FORTY-SEVEN barangay captains are finally going after Cebu City Councilor Margarita “Margot” Osmeña for an act done when she was acting mayor following the suspension by the Office of the President of almost all of the city’s elective officials in May and June last year. Osmeña had filed administrative and criminal complaints against the village chiefs after they initially refused to return the vehicles issued to them by the city government when Michael Rama was mayor.
The administrative and criminal complaints included carnapping, malversation of public property and violation of the Anti-Graft and Corrupt Practices Act. In August this year, the Office of the Ombudsman dismissed those charges for lack of evidence, paving the way for the barangay captains to counter-sue Osmeña for, among others, malicious prosecution, oppression and conduct prejudicial to the best interest of justice.
The move can be described as giving Osmeña a dose of her own medicine. This, though, is not limited to her because her husband, Mayor Tomas Osmeña, is also facing cases filed either with the ombudsman or the Office of the President. The mayor, before he defeated Rama in last year’s elections, was also in the habit of filing or inspired the filing of cases against Rama and other city officials. Either those cases would hurt the mayor legally and politically, or they wouldn’t.
What is clear, though, is that the machinery that supported Rama in last year’s polls has largely remained intact a little more than a year before the next elections. Forty-seven barangay captains out of 80 village chiefs in the city is a big number—and that only refers to those who filed the case against Margot. While Osmeña still defeated Rama even with that machinery supporting the latter, the win can be considered an aberration in a contest largely won by Rama’s group.
The usual strategy of winners is to win over to his or her side remnants of the political organization he or she defeated. Politics, in the traditional sense, is after all addition, not subtraction.
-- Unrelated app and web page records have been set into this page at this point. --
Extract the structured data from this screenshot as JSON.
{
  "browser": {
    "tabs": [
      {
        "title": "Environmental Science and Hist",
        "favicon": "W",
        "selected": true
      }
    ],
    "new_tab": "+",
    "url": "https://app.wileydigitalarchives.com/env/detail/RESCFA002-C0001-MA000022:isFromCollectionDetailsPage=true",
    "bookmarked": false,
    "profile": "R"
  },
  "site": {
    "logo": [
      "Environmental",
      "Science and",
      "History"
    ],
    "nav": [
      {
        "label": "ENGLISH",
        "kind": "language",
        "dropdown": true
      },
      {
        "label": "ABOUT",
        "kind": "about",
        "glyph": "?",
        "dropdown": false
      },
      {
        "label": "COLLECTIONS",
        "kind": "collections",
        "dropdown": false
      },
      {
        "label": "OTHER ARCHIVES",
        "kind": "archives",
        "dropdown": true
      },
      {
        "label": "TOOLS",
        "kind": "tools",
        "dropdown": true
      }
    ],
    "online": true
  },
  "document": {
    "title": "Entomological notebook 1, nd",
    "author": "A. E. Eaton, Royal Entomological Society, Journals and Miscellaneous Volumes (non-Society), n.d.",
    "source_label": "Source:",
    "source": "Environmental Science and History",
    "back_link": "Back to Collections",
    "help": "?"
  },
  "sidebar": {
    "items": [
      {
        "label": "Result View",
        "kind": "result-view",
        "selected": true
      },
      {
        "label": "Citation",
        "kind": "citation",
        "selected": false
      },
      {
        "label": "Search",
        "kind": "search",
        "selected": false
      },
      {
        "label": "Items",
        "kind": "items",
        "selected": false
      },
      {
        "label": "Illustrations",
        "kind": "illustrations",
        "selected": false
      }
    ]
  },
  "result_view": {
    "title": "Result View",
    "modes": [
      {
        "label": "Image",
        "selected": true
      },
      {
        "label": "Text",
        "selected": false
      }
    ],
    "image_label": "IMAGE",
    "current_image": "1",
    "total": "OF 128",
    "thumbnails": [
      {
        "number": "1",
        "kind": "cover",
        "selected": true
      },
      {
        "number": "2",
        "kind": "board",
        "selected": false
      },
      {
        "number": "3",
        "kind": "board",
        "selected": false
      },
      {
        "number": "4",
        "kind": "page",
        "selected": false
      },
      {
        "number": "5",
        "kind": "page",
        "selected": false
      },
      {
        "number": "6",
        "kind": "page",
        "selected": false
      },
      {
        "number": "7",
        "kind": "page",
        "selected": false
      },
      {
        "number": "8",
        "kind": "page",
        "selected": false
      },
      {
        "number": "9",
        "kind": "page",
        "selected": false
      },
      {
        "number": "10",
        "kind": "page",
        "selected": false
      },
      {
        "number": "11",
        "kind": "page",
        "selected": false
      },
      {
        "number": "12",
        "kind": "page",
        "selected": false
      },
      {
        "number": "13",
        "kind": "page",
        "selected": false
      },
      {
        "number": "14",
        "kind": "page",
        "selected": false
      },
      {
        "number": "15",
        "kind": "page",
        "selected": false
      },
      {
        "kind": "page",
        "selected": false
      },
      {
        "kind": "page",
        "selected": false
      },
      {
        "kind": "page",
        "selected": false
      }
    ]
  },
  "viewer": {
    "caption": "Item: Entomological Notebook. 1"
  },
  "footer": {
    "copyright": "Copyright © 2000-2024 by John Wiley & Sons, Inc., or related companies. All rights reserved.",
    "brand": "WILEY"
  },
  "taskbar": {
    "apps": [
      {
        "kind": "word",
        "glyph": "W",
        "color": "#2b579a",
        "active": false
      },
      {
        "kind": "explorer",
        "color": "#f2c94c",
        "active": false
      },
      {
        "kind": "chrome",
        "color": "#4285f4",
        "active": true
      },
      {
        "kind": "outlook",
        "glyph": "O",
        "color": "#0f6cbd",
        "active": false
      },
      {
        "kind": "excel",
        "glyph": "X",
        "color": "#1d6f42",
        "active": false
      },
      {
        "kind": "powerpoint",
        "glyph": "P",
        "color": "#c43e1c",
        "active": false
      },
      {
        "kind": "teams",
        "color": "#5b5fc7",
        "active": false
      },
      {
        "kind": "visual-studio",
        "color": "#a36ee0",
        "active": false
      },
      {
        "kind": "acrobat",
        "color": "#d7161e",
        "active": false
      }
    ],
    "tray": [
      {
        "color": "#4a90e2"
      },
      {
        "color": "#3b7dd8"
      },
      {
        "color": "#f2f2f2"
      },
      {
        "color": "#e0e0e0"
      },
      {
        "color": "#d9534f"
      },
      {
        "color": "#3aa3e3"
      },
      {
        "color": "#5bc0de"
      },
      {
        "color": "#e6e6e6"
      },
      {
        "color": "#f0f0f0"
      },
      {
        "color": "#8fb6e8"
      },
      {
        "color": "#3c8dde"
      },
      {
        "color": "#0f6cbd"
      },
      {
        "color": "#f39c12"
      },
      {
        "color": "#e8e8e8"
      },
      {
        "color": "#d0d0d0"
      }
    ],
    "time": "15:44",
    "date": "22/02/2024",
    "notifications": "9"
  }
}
That Osmeña seems to be alienating Rama leaders instead of winning them over to his side shows he is not a politician in a traditional sense. Or is he just being arrogant?